An "important notice" came in the mail from my bank the other day.

They wanted to tell me that I needed to sign up for overdraft coverage -- something I already had. But there were some nasty twists.

If I didn't sign up for it and I went over my checking account balance on my debit card, they'd ding me $35 for each transaction.

Under my present set-up, I had a $1,000 line of credit that would cover any potential overdrafts. If I went over, I'd essentially be borrowing from the line, then paying it off plus interest within a week or so. For the handful of days I took to pay it off it didn't amount to more than a few dollars.

Here's where it gets nasty. My bank tells me that they may "approve everyday debit card transactions for you at our discretion," and charge $34 for each overdraft and returned check under their new plan.

Maybe you've received a similar letter from your bank. It's called "cost shifting." As banks have cut back on lending and tried to clean up their balance sheets, they've been hitting retail customers with new fees.

What about that federal credit card protection act that went into full effect recently?

While banks have to give you plenty of notice of new fees (on credit cards), there's no limit on what they can charge you. They're not restricted as to rate or number of fees.

Debit cards, which used to be these direct conduits to your low-cost checking account, have become productive little profit centers for banks. Some 89% of New York banks surveyed by the New York Public Interest Research Group, charged point-of-sale fees on debit cards. The charges ranged from $0.10 to $1.50 per transaction.

Why would banks charge fees on something that was previously devoid of fees? Because there's nothing in current federal law that prevents them from doing so.

Banks realize that millions of customers have shifted to debit card use and they want to profit from those transactions the same way they nick you for using out-of-network ATMs for withdrawing your own cash!

While hardly surprising, debit card fees are onerous and the last straw as big banks seek to recoup their losses from meltdown.
In the case of my bank -- JPMorgan Chase (JPM) -- it's not as if the bank desperately need to impose these fees. Although I haven't noticed any transaction fees on my debit card statements, the line of credit on my account is certainly not free and I didn't originally ask for it.

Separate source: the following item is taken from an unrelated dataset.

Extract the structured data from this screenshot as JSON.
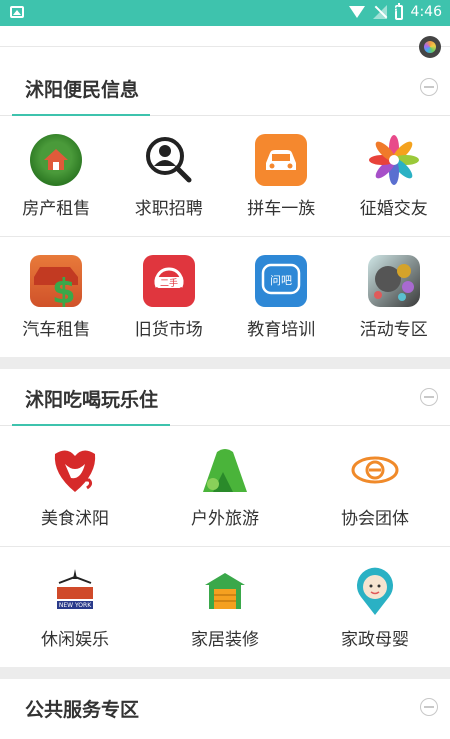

To its credit, Chase was actually fairly well managed during the 2008 debacle and returned the $25 billion in Troubled Asset Relief Program funds with interest in the middle of last year. Chase CEO Jamie Dimon said the bank "didn't need" the government's bailout funds.

I'm not singling out Chase, per se. All big banks have constricted their lending and are trying to maximize their revenue now at the expense of consumers.

Still, I know I can get a better deal, and I'm going to search for one.

There are lots of options to banks. One place to look -- and one I haven't explored recently -- is a credit union. These entities aren't banks, didn't buckle during the 2008 crisis, and are owned cooperatively by their customers. Their fees and loan rates also tend to be lower than large banks. (You can find a local credit union by going to

After a neighbor suggested I check out a local credit union, I found some surprising offers: Free online banking, competitive rates on loans, and rebates on out-of-network ATM charges. They even pay up to 3.59% on checking (my current bank pays nothing).

Picking a financial institution that meets your needs can be best accomplished by going through a brief checklist:

Lending. You can shop anywhere on the Internet for a loan or try local credit unions for the best rates.

Checking. If you automate most of your bill paying, you can find free banking services. If you keep a large balance in your account, find interest-bearing programs with no fees.

Savings. Most banks are paying awful annual rates. I'd shop around aggressively. Go to Don't get into long-term certificates of deposit right now. When rates rise -- and they will -- you'll be stuck in a poorly paying vehicle.
The days of doing all your business with one bank in town are over. If you put your bank on notice that you're taking your business elsewhere, that's the best kind of banking reform.

This was my 6/2 column

John F. Wasik is author of The Cul-de-Sac Syndrome: Turning Around the Unsustainable American Dream.